Records for the exercise:
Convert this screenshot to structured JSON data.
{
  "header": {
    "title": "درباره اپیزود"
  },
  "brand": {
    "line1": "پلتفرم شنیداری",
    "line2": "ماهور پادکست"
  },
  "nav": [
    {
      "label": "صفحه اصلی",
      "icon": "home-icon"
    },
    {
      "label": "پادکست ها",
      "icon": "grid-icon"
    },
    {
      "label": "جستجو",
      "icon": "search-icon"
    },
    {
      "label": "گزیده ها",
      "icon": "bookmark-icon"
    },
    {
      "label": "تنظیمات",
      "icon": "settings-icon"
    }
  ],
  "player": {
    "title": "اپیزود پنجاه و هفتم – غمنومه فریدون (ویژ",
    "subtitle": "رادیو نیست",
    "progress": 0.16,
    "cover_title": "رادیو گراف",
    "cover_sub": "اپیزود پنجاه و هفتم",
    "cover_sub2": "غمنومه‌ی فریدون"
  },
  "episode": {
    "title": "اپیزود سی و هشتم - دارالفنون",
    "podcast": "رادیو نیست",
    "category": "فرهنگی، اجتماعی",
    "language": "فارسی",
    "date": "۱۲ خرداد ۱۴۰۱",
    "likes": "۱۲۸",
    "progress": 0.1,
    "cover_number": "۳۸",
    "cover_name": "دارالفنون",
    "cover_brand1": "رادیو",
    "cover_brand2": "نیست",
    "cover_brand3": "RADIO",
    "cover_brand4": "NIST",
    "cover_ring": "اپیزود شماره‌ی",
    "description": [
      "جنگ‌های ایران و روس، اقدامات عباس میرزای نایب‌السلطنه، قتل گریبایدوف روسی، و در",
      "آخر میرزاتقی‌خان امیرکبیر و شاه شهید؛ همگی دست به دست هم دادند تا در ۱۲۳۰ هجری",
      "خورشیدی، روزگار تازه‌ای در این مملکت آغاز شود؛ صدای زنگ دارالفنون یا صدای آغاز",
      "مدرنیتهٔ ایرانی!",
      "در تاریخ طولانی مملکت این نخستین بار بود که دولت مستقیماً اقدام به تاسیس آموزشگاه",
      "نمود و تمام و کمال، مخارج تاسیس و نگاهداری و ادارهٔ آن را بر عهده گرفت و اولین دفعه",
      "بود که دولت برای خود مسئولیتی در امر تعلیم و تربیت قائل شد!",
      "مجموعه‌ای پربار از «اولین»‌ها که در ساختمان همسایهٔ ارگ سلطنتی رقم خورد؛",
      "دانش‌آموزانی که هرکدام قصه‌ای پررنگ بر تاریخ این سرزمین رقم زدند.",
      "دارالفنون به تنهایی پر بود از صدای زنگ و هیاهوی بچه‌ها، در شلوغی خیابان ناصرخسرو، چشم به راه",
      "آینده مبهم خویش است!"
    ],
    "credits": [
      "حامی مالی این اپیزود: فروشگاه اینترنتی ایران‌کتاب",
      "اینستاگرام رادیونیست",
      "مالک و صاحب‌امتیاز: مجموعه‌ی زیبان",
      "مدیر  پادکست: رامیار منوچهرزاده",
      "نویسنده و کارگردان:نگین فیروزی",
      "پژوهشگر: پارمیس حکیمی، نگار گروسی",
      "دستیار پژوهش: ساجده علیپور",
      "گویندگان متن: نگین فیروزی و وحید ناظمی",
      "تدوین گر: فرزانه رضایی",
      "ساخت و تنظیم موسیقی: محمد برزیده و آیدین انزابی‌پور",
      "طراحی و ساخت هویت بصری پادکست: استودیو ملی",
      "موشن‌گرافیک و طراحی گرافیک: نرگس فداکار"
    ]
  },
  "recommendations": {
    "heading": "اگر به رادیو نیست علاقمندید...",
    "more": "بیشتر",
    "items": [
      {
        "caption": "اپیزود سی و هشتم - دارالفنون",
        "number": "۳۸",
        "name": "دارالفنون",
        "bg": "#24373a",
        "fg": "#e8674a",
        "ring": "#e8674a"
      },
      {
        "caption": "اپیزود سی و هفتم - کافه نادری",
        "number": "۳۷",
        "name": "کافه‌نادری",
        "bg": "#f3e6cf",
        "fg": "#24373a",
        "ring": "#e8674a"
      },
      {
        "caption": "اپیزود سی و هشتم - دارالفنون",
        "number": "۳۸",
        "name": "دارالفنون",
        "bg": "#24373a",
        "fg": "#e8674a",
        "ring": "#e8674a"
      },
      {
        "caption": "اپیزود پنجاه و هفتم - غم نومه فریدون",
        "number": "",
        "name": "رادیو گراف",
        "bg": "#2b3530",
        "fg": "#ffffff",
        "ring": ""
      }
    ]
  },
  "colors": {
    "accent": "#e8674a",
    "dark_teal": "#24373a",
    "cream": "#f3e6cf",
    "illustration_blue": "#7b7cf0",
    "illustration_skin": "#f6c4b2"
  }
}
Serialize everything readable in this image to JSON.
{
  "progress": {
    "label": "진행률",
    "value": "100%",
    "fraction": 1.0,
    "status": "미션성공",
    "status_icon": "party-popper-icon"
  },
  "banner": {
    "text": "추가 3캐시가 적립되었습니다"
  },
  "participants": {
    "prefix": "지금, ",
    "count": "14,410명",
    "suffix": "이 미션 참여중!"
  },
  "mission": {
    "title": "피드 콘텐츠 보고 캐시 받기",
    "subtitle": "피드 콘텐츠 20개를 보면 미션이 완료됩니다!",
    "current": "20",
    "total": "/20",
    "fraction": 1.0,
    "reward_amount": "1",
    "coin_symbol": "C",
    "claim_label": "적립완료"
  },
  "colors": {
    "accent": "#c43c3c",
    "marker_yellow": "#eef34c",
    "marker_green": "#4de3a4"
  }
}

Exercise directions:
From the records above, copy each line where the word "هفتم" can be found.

Completed exercise:
    "title": "اپیزود پنجاه و هفتم – غمنومه فریدون (ویژ",
    "cover_sub": "اپیزود پنجاه و هفتم",
        "caption": "اپیزود سی و هفتم - کافه نادری",
        "caption": "اپیزود پنجاه و هفتم - غم نومه فریدون",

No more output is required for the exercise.